● Work item
Your task is to write out all of the records once more, exactly.

● The input
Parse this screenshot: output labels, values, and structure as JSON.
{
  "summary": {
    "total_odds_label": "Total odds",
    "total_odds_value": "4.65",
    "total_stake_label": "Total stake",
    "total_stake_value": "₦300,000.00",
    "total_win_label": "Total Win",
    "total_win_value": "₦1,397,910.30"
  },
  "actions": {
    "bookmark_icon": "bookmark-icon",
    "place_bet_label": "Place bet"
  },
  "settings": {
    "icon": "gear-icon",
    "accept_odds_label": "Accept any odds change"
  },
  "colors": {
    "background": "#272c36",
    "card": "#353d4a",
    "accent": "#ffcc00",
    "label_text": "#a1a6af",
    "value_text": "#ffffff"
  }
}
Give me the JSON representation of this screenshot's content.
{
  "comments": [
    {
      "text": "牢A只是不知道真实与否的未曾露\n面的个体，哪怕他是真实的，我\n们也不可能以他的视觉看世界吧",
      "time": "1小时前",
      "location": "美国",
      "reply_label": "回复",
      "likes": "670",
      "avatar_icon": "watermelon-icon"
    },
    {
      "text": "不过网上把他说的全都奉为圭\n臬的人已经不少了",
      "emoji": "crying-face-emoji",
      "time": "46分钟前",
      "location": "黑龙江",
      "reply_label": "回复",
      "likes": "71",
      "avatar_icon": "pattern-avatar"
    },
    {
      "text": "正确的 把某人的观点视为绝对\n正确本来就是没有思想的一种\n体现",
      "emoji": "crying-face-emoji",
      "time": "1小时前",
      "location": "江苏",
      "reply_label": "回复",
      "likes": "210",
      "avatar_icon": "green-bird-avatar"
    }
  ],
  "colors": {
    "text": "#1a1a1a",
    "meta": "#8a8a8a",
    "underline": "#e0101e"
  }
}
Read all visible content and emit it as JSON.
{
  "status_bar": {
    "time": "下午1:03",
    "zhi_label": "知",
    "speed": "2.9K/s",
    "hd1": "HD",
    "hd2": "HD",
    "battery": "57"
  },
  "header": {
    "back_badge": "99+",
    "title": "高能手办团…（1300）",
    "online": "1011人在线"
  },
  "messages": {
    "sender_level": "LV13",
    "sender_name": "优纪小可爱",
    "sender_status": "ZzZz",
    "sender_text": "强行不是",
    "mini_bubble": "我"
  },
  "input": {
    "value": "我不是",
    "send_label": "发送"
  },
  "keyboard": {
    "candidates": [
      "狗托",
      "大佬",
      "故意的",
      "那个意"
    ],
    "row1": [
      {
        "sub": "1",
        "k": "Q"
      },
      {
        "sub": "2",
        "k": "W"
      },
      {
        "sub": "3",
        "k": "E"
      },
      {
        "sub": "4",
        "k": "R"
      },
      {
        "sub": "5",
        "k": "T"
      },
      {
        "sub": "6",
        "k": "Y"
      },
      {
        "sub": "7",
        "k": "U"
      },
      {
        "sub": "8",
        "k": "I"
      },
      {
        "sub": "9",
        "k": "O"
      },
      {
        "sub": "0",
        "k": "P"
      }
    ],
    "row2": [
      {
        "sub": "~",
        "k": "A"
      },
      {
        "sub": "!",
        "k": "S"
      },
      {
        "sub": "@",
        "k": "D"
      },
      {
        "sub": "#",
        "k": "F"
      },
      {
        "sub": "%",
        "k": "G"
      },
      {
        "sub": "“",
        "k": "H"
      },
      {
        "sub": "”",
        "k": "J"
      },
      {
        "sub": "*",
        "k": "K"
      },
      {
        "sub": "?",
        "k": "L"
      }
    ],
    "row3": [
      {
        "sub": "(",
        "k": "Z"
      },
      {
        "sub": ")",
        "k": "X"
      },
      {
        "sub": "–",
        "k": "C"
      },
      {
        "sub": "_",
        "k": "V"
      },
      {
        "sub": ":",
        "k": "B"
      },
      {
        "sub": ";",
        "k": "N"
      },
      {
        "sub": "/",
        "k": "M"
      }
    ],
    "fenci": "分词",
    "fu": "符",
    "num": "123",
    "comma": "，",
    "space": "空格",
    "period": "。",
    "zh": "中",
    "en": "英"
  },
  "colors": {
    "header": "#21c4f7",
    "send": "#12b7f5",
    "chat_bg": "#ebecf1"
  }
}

● Written solution
Parse this screenshot: output labels, values, and structure as JSON.
{
  "summary": {
    "total_odds_label": "Total odds",
    "total_odds_value": "4.65",
    "total_stake_label": "Total stake",
    "total_stake_value": "₦300,000.00",
    "total_win_label": "Total Win",
    "total_win_value": "₦1,397,910.30"
  },
  "actions": {
    "bookmark_icon": "bookmark-icon",
    "place_bet_label": "Place bet"
  },
  "settings": {
    "icon": "gear-icon",
    "accept_odds_label": "Accept any odds change"
  },
  "colors": {
    "background": "#272c36",
    "card": "#353d4a",
    "accent": "#ffcc00",
    "label_text": "#a1a6af",
    "value_text": "#ffffff"
  }
}
Give me the JSON representation of this screenshot's content.
{
  "comments": [
    {
      "text": "牢A只是不知道真实与否的未曾露\n面的个体，哪怕他是真实的，我\n们也不可能以他的视觉看世界吧",
      "time": "1小时前",
      "location": "美国",
      "reply_label": "回复",
      "likes": "670",
      "avatar_icon": "watermelon-icon"
    },
    {
      "text": "不过网上把他说的全都奉为圭\n臬的人已经不少了",
      "emoji": "crying-face-emoji",
      "time": "46分钟前",
      "location": "黑龙江",
      "reply_label": "回复",
      "likes": "71",
      "avatar_icon": "pattern-avatar"
    },
    {
      "text": "正确的 把某人的观点视为绝对\n正确本来就是没有思想的一种\n体现",
      "emoji": "crying-face-emoji",
      "time": "1小时前",
      "location": "江苏",
      "reply_label": "回复",
      "likes": "210",
      "avatar_icon": "green-bird-avatar"
    }
  ],
  "colors": {
    "text": "#1a1a1a",
    "meta": "#8a8a8a",
    "underline": "#e0101e"
  }
}
Read all visible content and emit it as JSON.
{
  "status_bar": {
    "time": "下午1:03",
    "zhi_label": "知",
    "speed": "2.9K/s",
    "hd1": "HD",
    "hd2": "HD",
    "battery": "57"
  },
  "header": {
    "back_badge": "99+",
    "title": "高能手办团…（1300）",
    "online": "1011人在线"
  },
  "messages": {
    "sender_level": "LV13",
    "sender_name": "优纪小可爱",
    "sender_status": "ZzZz",
    "sender_text": "强行不是",
    "mini_bubble": "我"
  },
  "input": {
    "value": "我不是",
    "send_label": "发送"
  },
  "keyboard": {
    "candidates": [
      "狗托",
      "大佬",
      "故意的",
      "那个意"
    ],
    "row1": [
      {
        "sub": "1",
        "k": "Q"
      },
      {
        "sub": "2",
        "k": "W"
      },
      {
        "sub": "3",
        "k": "E"
      },
      {
        "sub": "4",
        "k": "R"
      },
      {
        "sub": "5",
        "k": "T"
      },
      {
        "sub": "6",
        "k": "Y"
      },
      {
        "sub": "7",
        "k": "U"
      },
      {
        "sub": "8",
        "k": "I"
      },
      {
        "sub": "9",
        "k": "O"
      },
      {
        "sub": "0",
        "k": "P"
      }
    ],
    "row2": [
      {
        "sub": "~",
        "k": "A"
      },
      {
        "sub": "!",
        "k": "S"
      },
      {
        "sub": "@",
        "k": "D"
      },
      {
        "sub": "#",
        "k": "F"
      },
      {
        "sub": "%",
        "k": "G"
      },
      {
        "sub": "“",
        "k": "H"
      },
      {
        "sub": "”",
        "k": "J"
      },
      {
        "sub": "*",
        "k": "K"
      },
      {
        "sub": "?",
        "k": "L"
      }
    ],
    "row3": [
      {
        "sub": "(",
        "k": "Z"
      },
      {
        "sub": ")",
        "k": "X"
      },
      {
        "sub": "–",
        "k": "C"
      },
      {
        "sub": "_",
        "k": "V"
      },
      {
        "sub": ":",
        "k": "B"
      },
      {
        "sub": ";",
        "k": "N"
      },
      {
        "sub": "/",
        "k": "M"
      }
    ],
    "fenci": "分词",
    "fu": "符",
    "num": "123",
    "comma": "，",
    "space": "空格",
    "period": "。",
    "zh": "中",
    "en": "英"
  },
  "colors": {
    "header": "#21c4f7",
    "send": "#12b7f5",
    "chat_bg": "#ebecf1"
  }
}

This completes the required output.